Later life[edit]

In 1806 the Jiaqing Emperor sent Fengshen Yinde to Uliastai in Mongolia to serve as a military official. Fengshen Yinde fell ill after serving there for some time. Hexiao begged the Jiaqing Emperor to allow them to return to the capital Beijing, and Jiaqing agreed. Fengshen Yinde returned to Beijing in February 1810 and received the title of Duke of Jin (晋公). He died three months later in May, leaving behind Hexiao as a widow.

After Fengshen Yinde's death, Hexiao raised his two daughters (both born to his concubine), who were 11 and 5 respectively when their father died. She was financially stable; the Jiaqing Emperor made the Imperial Household Department ensure that she was well taken care of. Hexiao died on 13 October 1823 during the reign of Jiaqing's successor, the Daoguang Emperor. The cost of her funeral, paid for by the Imperial Household Department, amounted up to 5,000 silver taels.

Ancestry[edit]

Notes[edit]

  1. ^ Gurun Princess Hexiao's personal name is unknown. The "Hexiao" is part of her title.

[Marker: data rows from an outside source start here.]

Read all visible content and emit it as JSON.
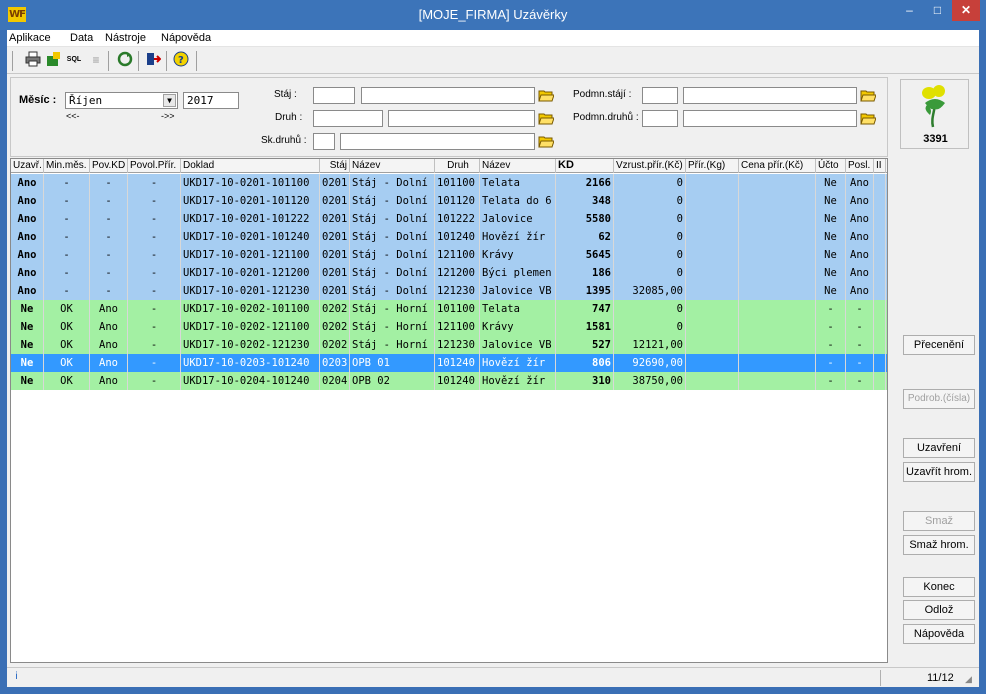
{
  "window": {
    "logo_text": "WF",
    "title": "[MOJE_FIRMA] Uzávěrky",
    "minimize": "–",
    "maximize": "□",
    "close": "✕"
  },
  "menu": [
    "Aplikace",
    "Data",
    "Nástroje",
    "Nápověda"
  ],
  "toolbar_icons": [
    "printer-icon",
    "export-icon",
    "sql-icon",
    "columns-icon",
    "refresh-icon",
    "exit-icon",
    "help-icon"
  ],
  "toolbar_glyphs": {
    "sql": "SQL"
  },
  "form": {
    "month_label": "Měsíc :",
    "month_value": "Říjen",
    "year_value": "2017",
    "prev": "<<-",
    "next": "->>",
    "staj_label": "Stáj :",
    "druh_label": "Druh :",
    "skdruhu_label": "Sk.druhů :",
    "podmn_staji_label": "Podmn.stájí :",
    "podmn_druhu_label": "Podmn.druhů :"
  },
  "columns": [
    "Uzavř.",
    "Min.měs.",
    "Pov.KD",
    "Povol.Přír.",
    "Doklad",
    "Stáj",
    "Název",
    "Druh",
    "Název",
    "KD",
    "Vzrust.přír.(Kč)",
    "Přír.(Kg)",
    "Cena přír.(Kč)",
    "Účto",
    "Posl.",
    "II"
  ],
  "rows": [
    {
      "uzavr": "Ano",
      "min": "-",
      "povkd": "-",
      "povol": "-",
      "doklad": "UKD17-10-0201-101100",
      "staj": "0201",
      "nazev": "Stáj - Dolní",
      "druh": "101100",
      "nazev2": "Telata",
      "kd": "2166",
      "vzrust": "0",
      "prir": "",
      "cena": "",
      "ucto": "Ne",
      "posl": "Ano",
      "color": "blue"
    },
    {
      "uzavr": "Ano",
      "min": "-",
      "povkd": "-",
      "povol": "-",
      "doklad": "UKD17-10-0201-101120",
      "staj": "0201",
      "nazev": "Stáj - Dolní",
      "druh": "101120",
      "nazev2": "Telata do 6",
      "kd": "348",
      "vzrust": "0",
      "prir": "",
      "cena": "",
      "ucto": "Ne",
      "posl": "Ano",
      "color": "blue"
    },
    {
      "uzavr": "Ano",
      "min": "-",
      "povkd": "-",
      "povol": "-",
      "doklad": "UKD17-10-0201-101222",
      "staj": "0201",
      "nazev": "Stáj - Dolní",
      "druh": "101222",
      "nazev2": "Jalovice",
      "kd": "5580",
      "vzrust": "0",
      "prir": "",
      "cena": "",
      "ucto": "Ne",
      "posl": "Ano",
      "color": "blue"
    },
    {
      "uzavr": "Ano",
      "min": "-",
      "povkd": "-",
      "povol": "-",
      "doklad": "UKD17-10-0201-101240",
      "staj": "0201",
      "nazev": "Stáj - Dolní",
      "druh": "101240",
      "nazev2": "Hovězí žír",
      "kd": "62",
      "vzrust": "0",
      "prir": "",
      "cena": "",
      "ucto": "Ne",
      "posl": "Ano",
      "color": "blue"
    },
    {
      "uzavr": "Ano",
      "min": "-",
      "povkd": "-",
      "povol": "-",
      "doklad": "UKD17-10-0201-121100",
      "staj": "0201",
      "nazev": "Stáj - Dolní",
      "druh": "121100",
      "nazev2": "Krávy",
      "kd": "5645",
      "vzrust": "0",
      "prir": "",
      "cena": "",
      "ucto": "Ne",
      "posl": "Ano",
      "color": "blue"
    },
    {
      "uzavr": "Ano",
      "min": "-",
      "povkd": "-",
      "povol": "-",
      "doklad": "UKD17-10-0201-121200",
      "staj": "0201",
      "nazev": "Stáj - Dolní",
      "druh": "121200",
      "nazev2": "Býci plemen",
      "kd": "186",
      "vzrust": "0",
      "prir": "",
      "cena": "",
      "ucto": "Ne",
      "posl": "Ano",
      "color": "blue"
    },
    {
      "uzavr": "Ano",
      "min": "-",
      "povkd": "-",
      "povol": "-",
      "doklad": "UKD17-10-0201-121230",
      "staj": "0201",
      "nazev": "Stáj - Dolní",
      "druh": "121230",
      "nazev2": "Jalovice VB",
      "kd": "1395",
      "vzrust": "32085,00",
      "prir": "",
      "cena": "",
      "ucto": "Ne",
      "posl": "Ano",
      "color": "blue"
    },
    {
      "uzavr": "Ne",
      "min": "OK",
      "povkd": "Ano",
      "povol": "-",
      "doklad": "UKD17-10-0202-101100",
      "staj": "0202",
      "nazev": "Stáj - Horní",
      "druh": "101100",
      "nazev2": "Telata",
      "kd": "747",
      "vzrust": "0",
      "prir": "",
      "cena": "",
      "ucto": "-",
      "posl": "-",
      "color": "green"
    },
    {
      "uzavr": "Ne",
      "min": "OK",
      "povkd": "Ano",
      "povol": "-",
      "doklad": "UKD17-10-0202-121100",
      "staj": "0202",
      "nazev": "Stáj - Horní",
      "druh": "121100",
      "nazev2": "Krávy",
      "kd": "1581",
      "vzrust": "0",
      "prir": "",
      "cena": "",
      "ucto": "-",
      "posl": "-",
      "color": "green"
    },
    {
      "uzavr": "Ne",
      "min": "OK",
      "povkd": "Ano",
      "povol": "-",
      "doklad": "UKD17-10-0202-121230",
      "staj": "0202",
      "nazev": "Stáj - Horní",
      "druh": "121230",
      "nazev2": "Jalovice VB",
      "kd": "527",
      "vzrust": "12121,00",
      "prir": "",
      "cena": "",
      "ucto": "-",
      "posl": "-",
      "color": "green"
    },
    {
      "uzavr": "Ne",
      "min": "OK",
      "povkd": "Ano",
      "povol": "-",
      "doklad": "UKD17-10-0203-101240",
      "staj": "0203",
      "nazev": "OPB 01",
      "druh": "101240",
      "nazev2": "Hovězí žír",
      "kd": "806",
      "vzrust": "92690,00",
      "prir": "",
      "cena": "",
      "ucto": "-",
      "posl": "-",
      "color": "selected"
    },
    {
      "uzavr": "Ne",
      "min": "OK",
      "povkd": "Ano",
      "povol": "-",
      "doklad": "UKD17-10-0204-101240",
      "staj": "0204",
      "nazev": "OPB 02",
      "druh": "101240",
      "nazev2": "Hovězí žír",
      "kd": "310",
      "vzrust": "38750,00",
      "prir": "",
      "cena": "",
      "ucto": "-",
      "posl": "-",
      "color": "green"
    }
  ],
  "row_colors": {
    "blue": "#a6cdf2",
    "green": "#a3f0a3",
    "selected": "#3399ff"
  },
  "side": {
    "logo_number": "3391",
    "preceneni": "Přecenění",
    "podrob": "Podrob.(čísla)",
    "uzavreni": "Uzavření",
    "uzavrit_hrom": "Uzavřít hrom.",
    "smaz": "Smaž",
    "smaz_hrom": "Smaž hrom.",
    "konec": "Konec",
    "odloz": "Odlož",
    "napoveda": "Nápověda"
  },
  "status": {
    "info": "i",
    "count": "11/12"
  }
}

The "Gurun", also part of her title, indicates that she is a princess born to the empress. (See Qing Dynasty nobility for details on titles).